Frequently Asked Questions

  • Can cinnamon make me break out in a rash?

    Yes. Cinnamon, like other spices, can cause a rash when it touches the skin. This irritation is due to the natural properties of the spice, but it may not be a sign that you’re allergic to cinnamon.

  • Can my baby have cinnamon?

    There aren’t any specific guidelines for introducing babies to spices. Cinnamon is not on the list of common food allergies. In rare instances, people do have cinnamon allergies, but you should be able to add it to your baby's diet with little risk. Pediatricians generally recommend introducing one food at a time to babies to see if there's a reaction.

  • Is cinnamon good for you?

    Cinnamon can add flavoring that makes a meal satisfying and may replace sugar, which can be helpful for lowering calorie intake and carbohydrates. However, there isn’t any clear evidence that cinnamon helps with any specific health conditions.

6 Sources
Verywell Health uses only high-quality sources, including peer-reviewed studies, to support the facts within our articles. Read our editorial process to learn more about how we fact-check and keep our content accurate, reliable, and trustworthy.
  1. Isaac-renton M, Li MK, Parsons LM. Cinnamon spice and everything not nice: many features of intraoral allergy to cinnamic aldehyde.

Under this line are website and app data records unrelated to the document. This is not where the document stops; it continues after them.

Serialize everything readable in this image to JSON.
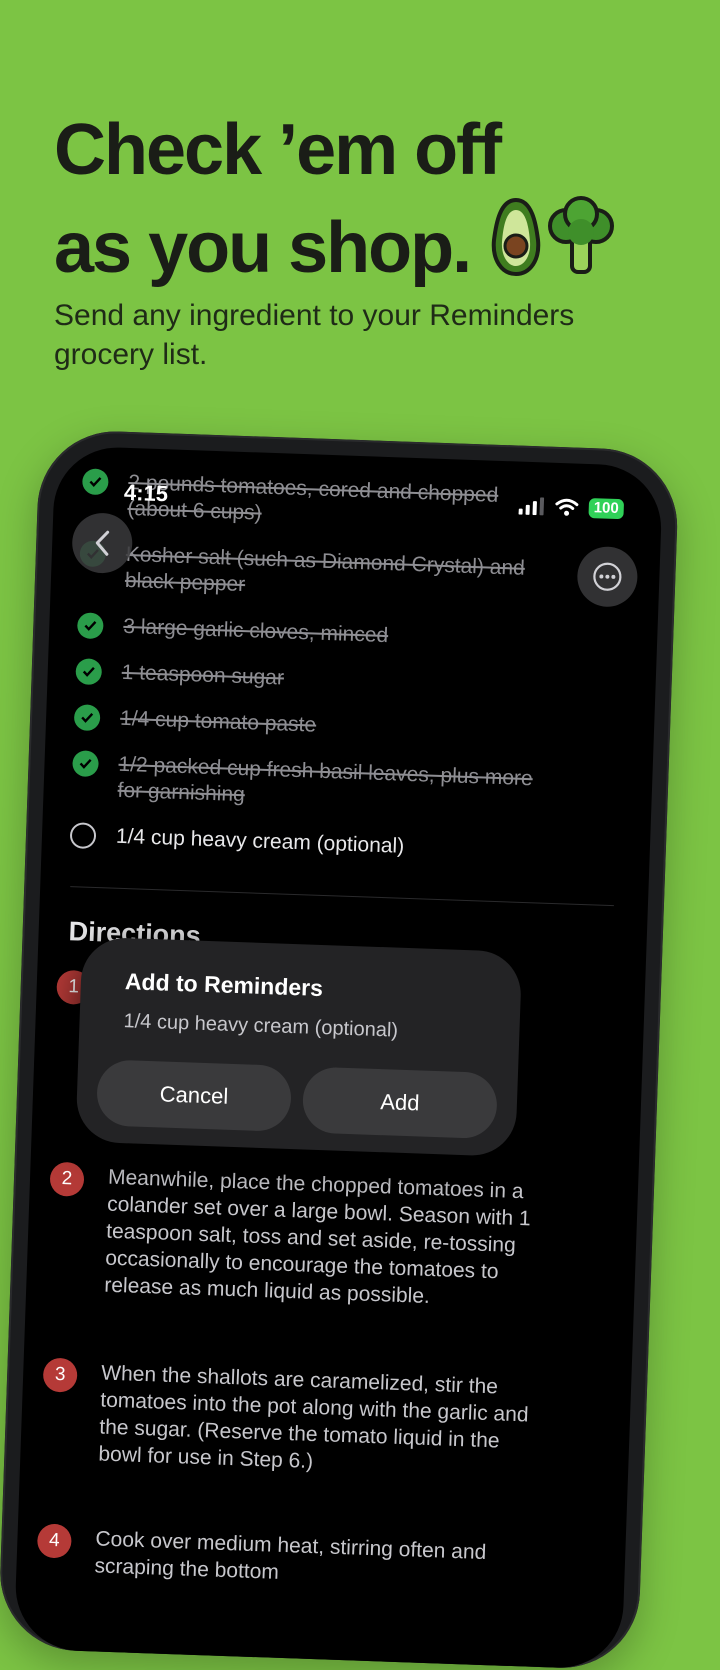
{
  "headline": {
    "line1": "Check ’em off",
    "line2": "as you shop."
  },
  "subtitle": "Send any ingredient to your Reminders grocery list.",
  "status": {
    "time": "4:15",
    "battery": "100"
  },
  "ingredients": [
    {
      "text": "2 pounds tomatoes, cored and chopped (about 6 cups)",
      "checked": true
    },
    {
      "text": "Kosher salt (such as Diamond Crystal) and black pepper",
      "checked": true
    },
    {
      "text": "3 large garlic cloves, minced",
      "checked": true
    },
    {
      "text": "1 teaspoon sugar",
      "checked": true
    },
    {
      "text": "1/4 cup tomato paste",
      "checked": true
    },
    {
      "text": "1/2 packed cup fresh basil leaves, plus more for garnishing",
      "checked": true
    },
    {
      "text": "1/4 cup heavy cream (optional)",
      "checked": false
    }
  ],
  "directions": {
    "title": "Directions",
    "steps": [
      {
        "num": "1",
        "text": ""
      },
      {
        "num": "2",
        "text": "Meanwhile, place the chopped tomatoes in a colander set over a large bowl. Season with 1 teaspoon salt, toss and set aside, re-tossing occasionally to encourage the tomatoes to release as much liquid as possible."
      },
      {
        "num": "3",
        "text": "When the shallots are caramelized, stir the tomatoes into the pot along with the garlic and the sugar. (Reserve the tomato liquid in the bowl for use in Step 6.)"
      },
      {
        "num": "4",
        "text": "Cook over medium heat, stirring often and scraping the bottom"
      }
    ]
  },
  "dialog": {
    "title": "Add to Reminders",
    "message": "1/4 cup heavy cream (optional)",
    "cancel": "Cancel",
    "add": "Add"
  },
  "colors": {
    "background": "#7cc444",
    "check": "#2a9d4a",
    "step_badge": "#b53a37"
  }
}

Dermatitis. 2015;26(3):116-21. doi:10.1097/DER.0000000000000112

  2. American College of Allergy, Asthma & Immunology. Sugar and Spice and Everything Not So Nice. 2014.

  3. Cinnamal.

  4. American Academy of Allergy, Asthma, and Immunology. Can Spices Cause Allergic Reactions?

  5. Chan ES, Abrams EM, Hildebrand KJ, Watson W. Early introduction of foods to prevent food allergy. Allergy, Asthma & Clinical Immunology. 2018;14(2):57. doi:10.1186%2Fs13223-018-0286-1

  6. National Center for Complementary and Integrative Health. Cinnamon.

Additional Reading

By Ratika Gupta, MD
Ratika Gupta, MD, is a dual board-certified physician in internal medicine and allergy and immunology.